"If office on a tablet was so important in the enterprise then Win RT would have actually sold enough to NOT seem like a joke. 1 million at best. Truth is that most people use a thin client to access exchange from their tablet or phone."
[Give me a break. RT was never going to be a contender in enterprise. Never... ]
"Nobody really needs that kind of productivity software in a tablet."
[Nobody like you. I might not do a lot of spreadsheet work on a tablet but I still want full access for occasional use...]
"As for your argument about other 'legacy' software nobody real wants that either and in fact if they did they'd have a hard time using it as the windows os takes up 60 percent of storage on a 64 gb pro device."
[Saying nobody wants it is not an argument, butkus. A lot of people will want to use legacy software. Why do you think backwards compatibility has been an issue just about forever? And it has a USB port if storage gets to be an issue.]
"Windows pro will do little for intel. You're argument is BS!"
[It will take someone more capable than you to refute it. Buh bye now basher boy...]
Sentiment: Strong Buy

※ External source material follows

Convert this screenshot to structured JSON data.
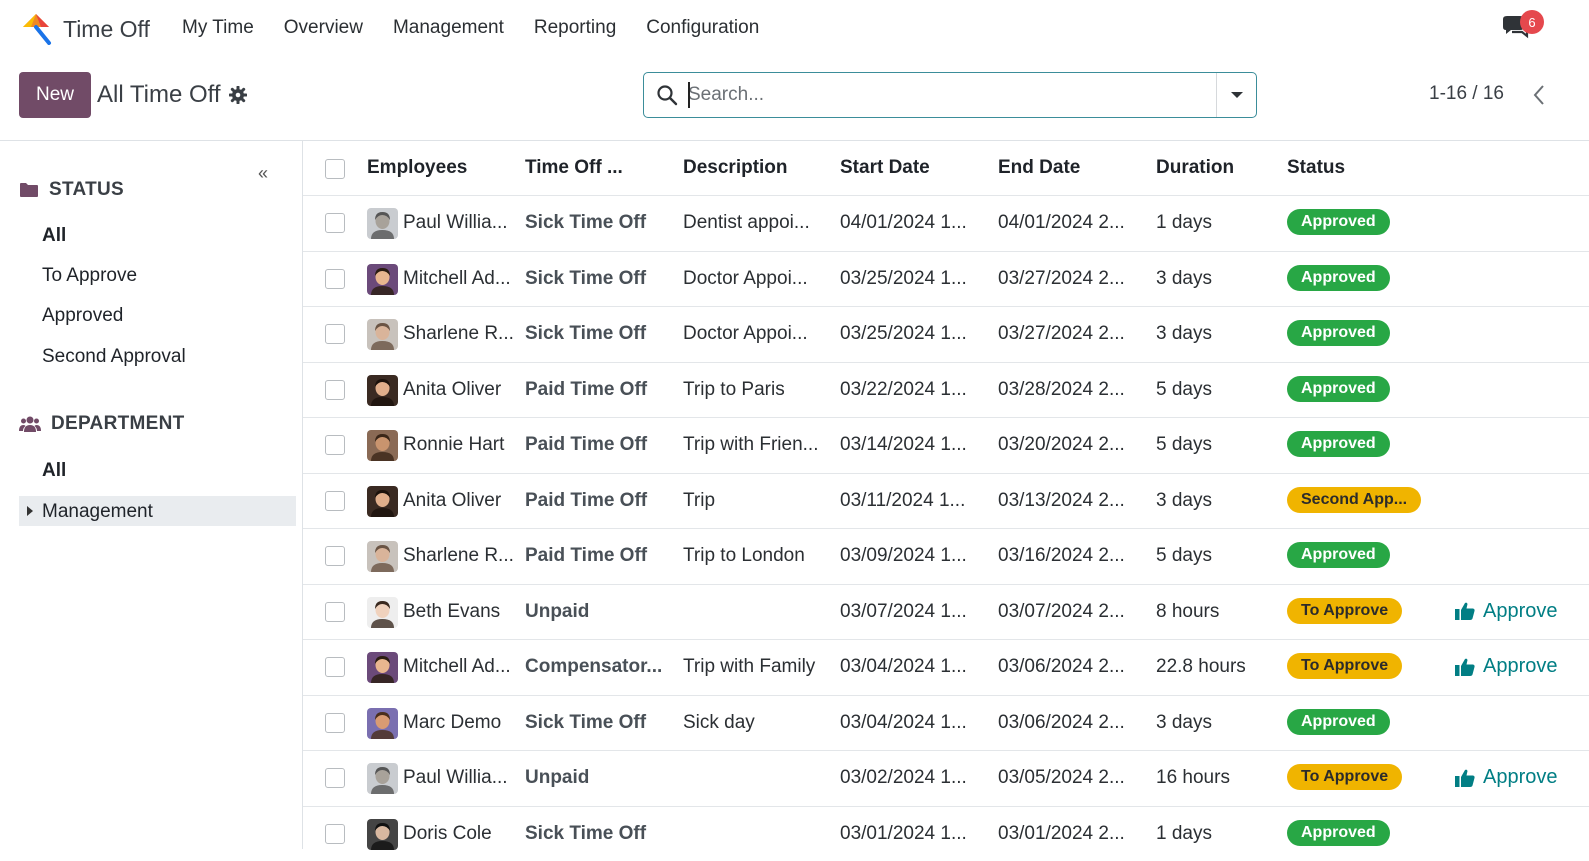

Based on the statistics of the BYOD revolution, the best option before the IT big-wigs in this scenario (Office not supported on iPad) is to basically transition fully to the cloud and rely on the Google enterprise productivity sweet that includes Google docs. With the abundant bandwidth available at enterprise IT installations, running your document preparation software off of the cloud may not take a big hit from its native counterpart. Given that iPad have been around for quite w hile now, it's likely they've figured out how to stay productive without needing the laptop (the Haswell solution) in several cases. But, where cost is no object as maybe the case at several Enterprises since their loaded with money, Haswell is the clear winner. It'll be interesting to watch this enterprise rivalry play put in 2013.